Task
Using the data that follows, say how many lines contain the word "最帅的帅白", giving the number by itself.

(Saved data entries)
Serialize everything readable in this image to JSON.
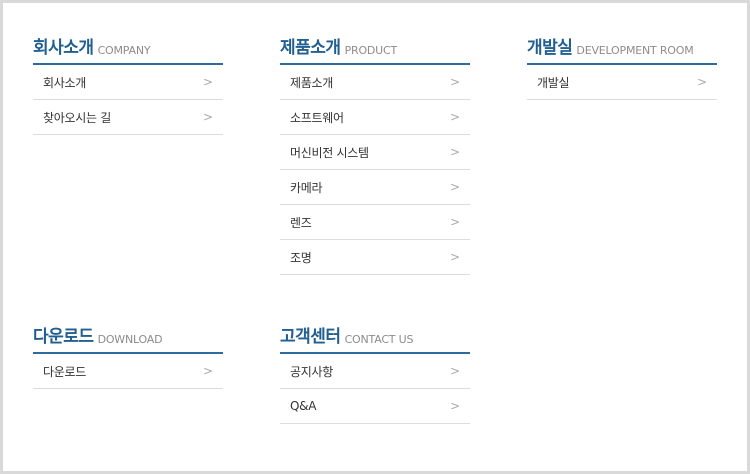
{
  "sections": [
    {
      "title": "회사소개",
      "subtitle": "COMPANY",
      "items": [
        "회사소개",
        "찾아오시는 길"
      ]
    },
    {
      "title": "제품소개",
      "subtitle": "PRODUCT",
      "items": [
        "제품소개",
        "소프트웨어",
        "머신비전 시스템",
        "카메라",
        "렌즈",
        "조명"
      ]
    },
    {
      "title": "개발실",
      "subtitle": "DEVELOPMENT ROOM",
      "items": [
        "개발실"
      ]
    },
    {
      "title": "다운로드",
      "subtitle": "DOWNLOAD",
      "items": [
        "다운로드"
      ]
    },
    {
      "title": "고객센터",
      "subtitle": "CONTACT US",
      "items": [
        "공지사항",
        "Q&A"
      ]
    }
  ],
  "icons": {
    "item_arrow": "chevron-right-icon"
  },
  "colors": {
    "accent": "#2c6d9e",
    "title": "#215f91",
    "divider": "#dcdcdc"
  }
}
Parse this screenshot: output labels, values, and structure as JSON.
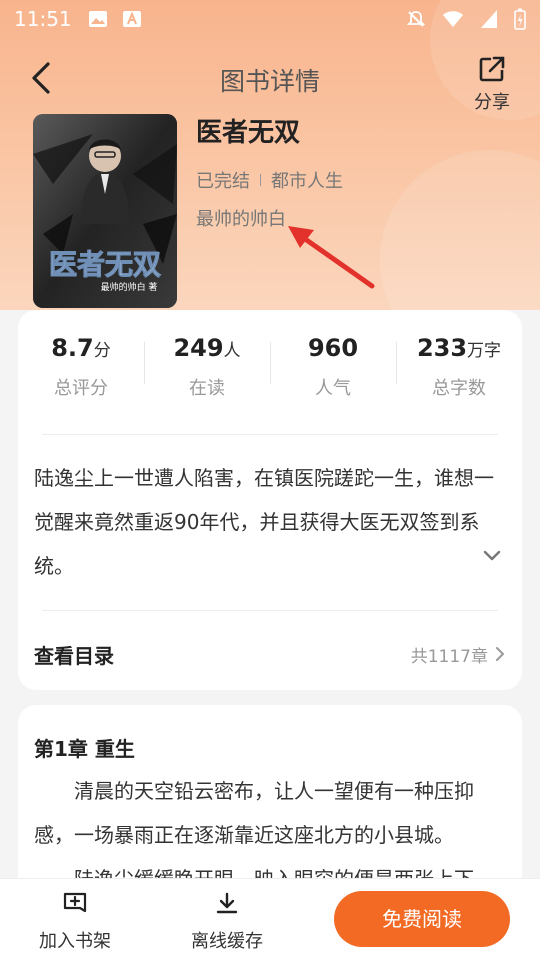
{
  "status_bar": {
    "time": "11:51"
  },
  "nav": {
    "title": "图书详情",
    "share_label": "分享"
  },
  "book": {
    "title": "医者无双",
    "status": "已完结",
    "genre": "都市人生",
    "author": "最帅的帅白",
    "cover_title": "医者无双",
    "cover_subtitle": "最帅的帅白 著"
  },
  "stats": [
    {
      "value": "8.7",
      "unit": "分",
      "label": "总评分"
    },
    {
      "value": "249",
      "unit": "人",
      "label": "在读"
    },
    {
      "value": "960",
      "unit": "",
      "label": "人气"
    },
    {
      "value": "233",
      "unit": "万字",
      "label": "总字数"
    }
  ],
  "description": "陆逸尘上一世遭人陷害，在镇医院蹉跎一生，谁想一觉醒来竟然重返90年代，并且获得大医无双签到系统。",
  "toc": {
    "label": "查看目录",
    "count": "共1117章"
  },
  "chapter": {
    "title": "第1章 重生",
    "para1": "清晨的天空铅云密布，让人一望便有一种压抑感，一场暴雨正在逐渐靠近这座北方的小县城。",
    "para2": "陆逸尘缓缓睁开眼，映入眼帘的便是两张上下"
  },
  "bottom_bar": {
    "add_shelf": "加入书架",
    "offline_cache": "离线缓存",
    "read_free": "免费阅读"
  },
  "colors": {
    "accent": "#f36a24",
    "header_bg": "#f8b48d"
  }
}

Exercise result
2